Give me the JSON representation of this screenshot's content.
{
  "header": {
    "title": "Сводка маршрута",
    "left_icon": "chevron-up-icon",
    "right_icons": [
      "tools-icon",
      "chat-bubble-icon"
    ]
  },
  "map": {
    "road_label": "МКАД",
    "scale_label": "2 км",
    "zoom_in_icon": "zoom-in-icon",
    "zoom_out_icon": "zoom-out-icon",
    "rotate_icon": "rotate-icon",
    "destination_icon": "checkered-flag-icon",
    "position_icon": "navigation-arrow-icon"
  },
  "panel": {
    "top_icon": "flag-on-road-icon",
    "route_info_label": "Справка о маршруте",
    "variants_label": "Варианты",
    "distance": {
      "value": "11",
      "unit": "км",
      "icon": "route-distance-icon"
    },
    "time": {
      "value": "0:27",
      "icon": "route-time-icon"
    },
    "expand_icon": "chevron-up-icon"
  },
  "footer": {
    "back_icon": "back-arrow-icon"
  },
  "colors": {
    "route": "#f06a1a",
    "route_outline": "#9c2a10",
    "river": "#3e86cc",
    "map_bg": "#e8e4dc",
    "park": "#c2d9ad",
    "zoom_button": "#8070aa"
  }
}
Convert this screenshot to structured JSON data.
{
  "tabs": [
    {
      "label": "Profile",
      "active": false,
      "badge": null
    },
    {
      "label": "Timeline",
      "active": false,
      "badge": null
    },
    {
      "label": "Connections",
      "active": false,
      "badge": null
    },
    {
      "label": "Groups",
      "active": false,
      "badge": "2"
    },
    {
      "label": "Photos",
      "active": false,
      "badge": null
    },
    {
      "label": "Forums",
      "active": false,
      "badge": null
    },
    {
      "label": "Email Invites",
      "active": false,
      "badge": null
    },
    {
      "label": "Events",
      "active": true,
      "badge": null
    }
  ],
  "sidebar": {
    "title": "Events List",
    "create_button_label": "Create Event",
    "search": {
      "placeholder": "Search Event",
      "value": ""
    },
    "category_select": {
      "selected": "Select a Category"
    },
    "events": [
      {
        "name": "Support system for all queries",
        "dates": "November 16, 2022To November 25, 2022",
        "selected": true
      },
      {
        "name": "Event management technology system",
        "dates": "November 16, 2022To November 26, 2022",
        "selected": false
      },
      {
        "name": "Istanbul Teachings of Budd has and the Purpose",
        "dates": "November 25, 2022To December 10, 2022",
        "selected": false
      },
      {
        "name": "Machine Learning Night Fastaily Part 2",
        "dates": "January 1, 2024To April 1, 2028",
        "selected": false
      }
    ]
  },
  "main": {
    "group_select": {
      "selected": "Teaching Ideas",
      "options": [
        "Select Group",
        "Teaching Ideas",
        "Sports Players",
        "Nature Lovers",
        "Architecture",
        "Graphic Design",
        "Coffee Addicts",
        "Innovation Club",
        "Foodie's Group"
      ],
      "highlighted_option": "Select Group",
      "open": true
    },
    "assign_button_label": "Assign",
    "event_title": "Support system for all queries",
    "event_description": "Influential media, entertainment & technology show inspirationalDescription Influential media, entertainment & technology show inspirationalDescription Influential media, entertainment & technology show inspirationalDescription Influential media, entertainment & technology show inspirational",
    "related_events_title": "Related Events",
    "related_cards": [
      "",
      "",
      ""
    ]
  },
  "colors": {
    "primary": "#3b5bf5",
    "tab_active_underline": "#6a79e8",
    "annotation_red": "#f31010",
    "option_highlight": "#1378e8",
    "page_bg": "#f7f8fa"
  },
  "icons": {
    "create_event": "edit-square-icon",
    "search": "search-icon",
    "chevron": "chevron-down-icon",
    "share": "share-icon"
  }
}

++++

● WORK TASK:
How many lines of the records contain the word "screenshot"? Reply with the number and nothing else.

● ANSWER TO THE PROBLEM:
2